We have created this Foundation Help & Advice centre to answer your questions about GreenRaft and its insulated foundation solutions. We are also providing information on various foundation types to explain the reason why a particular foundation might be used or has been selected by your structural engineer.

This image shows one foundation solution. There are countless options to support your structure and our foundation help and advice centre is there to explain the many options

It is not an exhaustive list, so if you have a question that needs an answer, please let us know. Hopefully, we will add your question to the section.

There will be some linking between the topics where subjects overlap, This should give a better understanding of the various foundations and how they are used.

It is a huge topic, so you will also find links to other authoritative sites where more in-depth articles are available.

The main factors that influence what type of foundation might be used are the load of the structure, the bearing capacity of the soil, the width of the foundation upon that soil and other site conditions. These site conditions may be soil and strata mixtures, water tables, nearby trees or removed trees.

Help Centre Main Topics

Across the top are five topics related to foundations, that make up this Foundation Help & Advice Centre. The topics cover foundation types, foundation design, thermal performance, costings, and installation.

Pick which one seems most appropriate for your question and see if the answer is in there.

Types Of Foundation

What are rubble trench foundations?

A rubble trench foundations is similar to a trench foundation except that instead of concrete being poured into the trench, the trench is filled with layers of well compacted stone. This is an ancient method of spreading the load from the structure to the soil below.

The rubble trench can incorporate a drain towards the bottom so that it serves a dual purpose – both as a footing and as a drain.

Frank Lloyd Wright was a great fan of the simplicity of the rubble trench footing

The trench fall into the category of “shallow foundations” . At the top of the rubble layer a reinforced concrete beam is usually placed onto which is built the structural walls.

The rubble trench has fallen out of favour with engineers, which is a shame as it can be a sound design solution that will drain a wet site, and that is also ecologically sound.

How To Build A Rubble Trench Footing

A rubble trench footing begins by having the tench dug to a depth specified by the structural engineer. Building Control will usually need to approve the soil condition at the bottom of the trench, before filling. Trench widths will usually relate to the standard bucket attachment widths of 16″, 20″ , 24″ etc.. The depth of the trench can be unknown at the outset, as it has to go down to a solid bearing soil.

A land drain will normally be placed towards the bottom of the trench to remove any water from the site. The water will normally be taken to soakaway. A geotextile membrane should be used to help prevent clogging of the drain from surrounding soils.

The stone layers need to be well compacted in 200mm layers.

The top of the stone rubble layer is made as level as reasonably possible. on top of this a “ring beam” of reinforced concrete is usually added.
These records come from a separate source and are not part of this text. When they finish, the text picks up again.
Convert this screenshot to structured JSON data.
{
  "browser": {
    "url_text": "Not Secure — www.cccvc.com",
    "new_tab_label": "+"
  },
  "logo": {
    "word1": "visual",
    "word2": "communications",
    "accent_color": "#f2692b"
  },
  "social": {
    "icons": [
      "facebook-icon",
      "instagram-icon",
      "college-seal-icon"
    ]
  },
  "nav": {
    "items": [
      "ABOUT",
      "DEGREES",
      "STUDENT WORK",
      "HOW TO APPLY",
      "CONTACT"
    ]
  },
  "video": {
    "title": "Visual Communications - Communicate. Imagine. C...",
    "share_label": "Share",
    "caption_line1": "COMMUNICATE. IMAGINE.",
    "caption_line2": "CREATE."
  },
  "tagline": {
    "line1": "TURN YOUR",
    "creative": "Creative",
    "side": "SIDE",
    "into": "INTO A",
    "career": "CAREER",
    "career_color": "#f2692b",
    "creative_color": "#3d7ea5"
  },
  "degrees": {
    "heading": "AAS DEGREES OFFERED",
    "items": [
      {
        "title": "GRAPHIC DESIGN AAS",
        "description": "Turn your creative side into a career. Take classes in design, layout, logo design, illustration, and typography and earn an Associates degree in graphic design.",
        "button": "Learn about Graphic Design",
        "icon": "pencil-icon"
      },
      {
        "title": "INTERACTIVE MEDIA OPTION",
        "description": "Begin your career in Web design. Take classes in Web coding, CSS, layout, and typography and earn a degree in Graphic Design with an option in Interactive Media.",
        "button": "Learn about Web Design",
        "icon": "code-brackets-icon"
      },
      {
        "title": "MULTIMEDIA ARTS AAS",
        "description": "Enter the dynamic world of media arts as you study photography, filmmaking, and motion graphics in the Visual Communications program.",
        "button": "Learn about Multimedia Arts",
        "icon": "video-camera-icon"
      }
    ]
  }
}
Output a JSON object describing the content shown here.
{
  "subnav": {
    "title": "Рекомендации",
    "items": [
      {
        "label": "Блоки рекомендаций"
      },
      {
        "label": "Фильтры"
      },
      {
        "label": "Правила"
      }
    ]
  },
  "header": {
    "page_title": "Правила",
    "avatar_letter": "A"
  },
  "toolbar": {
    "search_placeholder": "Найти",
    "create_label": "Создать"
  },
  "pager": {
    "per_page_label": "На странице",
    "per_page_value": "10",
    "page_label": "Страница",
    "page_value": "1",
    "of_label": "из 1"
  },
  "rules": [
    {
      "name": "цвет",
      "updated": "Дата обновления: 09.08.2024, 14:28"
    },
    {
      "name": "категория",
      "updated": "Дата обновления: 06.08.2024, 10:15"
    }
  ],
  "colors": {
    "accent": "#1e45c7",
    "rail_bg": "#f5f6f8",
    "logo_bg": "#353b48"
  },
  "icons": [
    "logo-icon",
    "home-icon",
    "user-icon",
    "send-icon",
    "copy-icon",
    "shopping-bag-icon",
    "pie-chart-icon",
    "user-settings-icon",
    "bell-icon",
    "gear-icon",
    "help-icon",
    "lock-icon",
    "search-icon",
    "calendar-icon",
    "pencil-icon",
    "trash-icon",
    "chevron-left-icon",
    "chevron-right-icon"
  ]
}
Once the concrete in the ground beam has sufficiently cured, then a short rising wall (sometimes called a stem wall or dwarf wall) is built from the top of the ground beam to above ground level. This wall can be brick, block, trench block or can be reinforced concrete. A suspended beam and block floor can sit on top of this wall if a cavity is required under the floor. Alternatively a ground bearing concrete slab can be poured to create the floor at ground level.

Pros & Cons of Rubble Trench

  • Pros – A trench footing is a cost effective solution
  • It is simple to create with any digger and an appropriate sized bucket, plus stone.
  • Incorporates drainage and load bearing in the same solution.
  • Can use waste or recycled, reclaimed product in the rubble
  • Cons – Can go deep if soil conditions are poor at the bottom of the trench
  • Collapses of the soil sides can occur..
  • May be treated with suspicion by those who automatically resort to a concrete filled trench.
  • Difficult to make energy efficient as large thermal bridge is usually created